This picture was made and first released in 1984 which was about a decade after the Watergate Scandal. Republican President Richard Nixon resigned at the Oval Office in the White House on the evening of 8th August 1974. This film premiered about one decade and one month and one week exactly after the resignation, at the Toronto International Film Festival, on 15th September 1984.
Director Robert Altman was known, apart from other things like black comedy, for ensemble casts and movies with multiple small parts such as Nashville (1975), The Player (1992) and Short Cuts (1993) amongst others. Secret Honor (1984) was the exact opposite of this having a cast of just one person.
The film's opening prologue reads: "This work is a fictional meditation concerning the character of and events in the history of Richard M. Nixon [Richard Nixon], who is impersonated in this film. The dramatist's imagination has created some fictional events in an effort to illuminate the character of President Nixon. This film is not a work of history - or a historical recreation. It is a work of fiction, using as a fictional character a real person, President Richard M. Nixon - - in an attempt to understand."
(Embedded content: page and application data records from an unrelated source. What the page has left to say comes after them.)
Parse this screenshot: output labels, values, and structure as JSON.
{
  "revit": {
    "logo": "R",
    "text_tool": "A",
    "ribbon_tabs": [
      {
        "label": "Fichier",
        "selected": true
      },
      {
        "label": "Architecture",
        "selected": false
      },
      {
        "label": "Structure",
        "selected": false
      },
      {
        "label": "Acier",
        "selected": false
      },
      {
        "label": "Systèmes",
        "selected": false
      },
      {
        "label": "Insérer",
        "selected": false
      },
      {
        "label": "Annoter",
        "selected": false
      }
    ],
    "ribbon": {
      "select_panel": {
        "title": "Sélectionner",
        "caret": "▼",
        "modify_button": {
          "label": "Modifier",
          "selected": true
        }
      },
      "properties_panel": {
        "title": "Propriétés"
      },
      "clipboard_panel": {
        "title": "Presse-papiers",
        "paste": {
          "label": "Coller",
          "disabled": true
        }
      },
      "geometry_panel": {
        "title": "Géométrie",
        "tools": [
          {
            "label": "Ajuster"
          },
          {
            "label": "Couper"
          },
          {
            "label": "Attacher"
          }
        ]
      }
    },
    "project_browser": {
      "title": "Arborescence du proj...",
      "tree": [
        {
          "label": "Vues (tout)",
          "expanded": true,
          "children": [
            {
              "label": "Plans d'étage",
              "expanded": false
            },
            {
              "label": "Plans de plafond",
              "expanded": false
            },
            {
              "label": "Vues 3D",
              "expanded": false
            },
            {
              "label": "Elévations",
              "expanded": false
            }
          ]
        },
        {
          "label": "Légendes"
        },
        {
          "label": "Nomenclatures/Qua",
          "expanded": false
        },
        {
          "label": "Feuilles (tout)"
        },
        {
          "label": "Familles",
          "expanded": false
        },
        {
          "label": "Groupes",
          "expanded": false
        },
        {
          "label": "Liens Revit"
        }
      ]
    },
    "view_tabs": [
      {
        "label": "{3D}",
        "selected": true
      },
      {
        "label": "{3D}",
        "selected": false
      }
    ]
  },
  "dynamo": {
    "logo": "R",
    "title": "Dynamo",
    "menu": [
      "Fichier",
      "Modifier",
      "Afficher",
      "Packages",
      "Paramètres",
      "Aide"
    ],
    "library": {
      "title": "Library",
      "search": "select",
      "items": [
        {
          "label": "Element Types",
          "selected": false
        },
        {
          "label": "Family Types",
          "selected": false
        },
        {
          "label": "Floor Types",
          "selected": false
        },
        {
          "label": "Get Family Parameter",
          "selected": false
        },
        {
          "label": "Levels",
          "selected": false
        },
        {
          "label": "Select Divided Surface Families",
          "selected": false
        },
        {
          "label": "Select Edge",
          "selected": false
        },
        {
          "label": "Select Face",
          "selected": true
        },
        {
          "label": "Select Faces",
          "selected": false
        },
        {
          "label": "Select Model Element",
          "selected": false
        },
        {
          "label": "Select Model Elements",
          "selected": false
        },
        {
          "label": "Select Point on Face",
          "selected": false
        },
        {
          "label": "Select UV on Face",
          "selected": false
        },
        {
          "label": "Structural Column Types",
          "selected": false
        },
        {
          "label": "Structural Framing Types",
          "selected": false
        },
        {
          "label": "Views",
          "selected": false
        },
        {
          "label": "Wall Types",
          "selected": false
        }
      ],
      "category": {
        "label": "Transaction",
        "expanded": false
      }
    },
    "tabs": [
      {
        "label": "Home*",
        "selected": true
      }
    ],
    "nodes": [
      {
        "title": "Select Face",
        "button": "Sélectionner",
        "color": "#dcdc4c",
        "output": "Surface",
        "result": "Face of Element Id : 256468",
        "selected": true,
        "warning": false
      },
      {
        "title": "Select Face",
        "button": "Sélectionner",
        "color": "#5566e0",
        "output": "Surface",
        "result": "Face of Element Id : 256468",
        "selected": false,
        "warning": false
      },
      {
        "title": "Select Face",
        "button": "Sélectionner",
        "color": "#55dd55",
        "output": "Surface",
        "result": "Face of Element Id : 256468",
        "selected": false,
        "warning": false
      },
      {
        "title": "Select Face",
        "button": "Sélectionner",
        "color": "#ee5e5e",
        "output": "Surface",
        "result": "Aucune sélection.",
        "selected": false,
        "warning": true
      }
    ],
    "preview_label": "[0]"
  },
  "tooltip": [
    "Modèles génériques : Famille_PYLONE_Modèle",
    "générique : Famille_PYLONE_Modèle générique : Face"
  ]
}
Of the film's digital restoration, the movie's the Criterion Collection DVD sleeve notes state: "Secret Honor is presented in its original aspect ratio of 1:33:1. On widescreen televisions, black bars will appear on the left and right of the image to maintain the proper screen format. This new high-definition digital transfer was created on a Spirit Datacine from a 16mm Interpositive. Thousands of instances of dirt, debris, and scratches were removed using the MTI Digital Restoration System. The soundtrack was mastered at a 24-bit from the optical soundtrack negative, and audio restoration tools were used to reduce clicks, pops, hiss, and crackle. The Dolby Digtial I.0 signal will be directed to the center channel on 5.I-channel sound systems, but some viewers may prefer to switch to two-channel playback for a wider dispersal of the mono sound".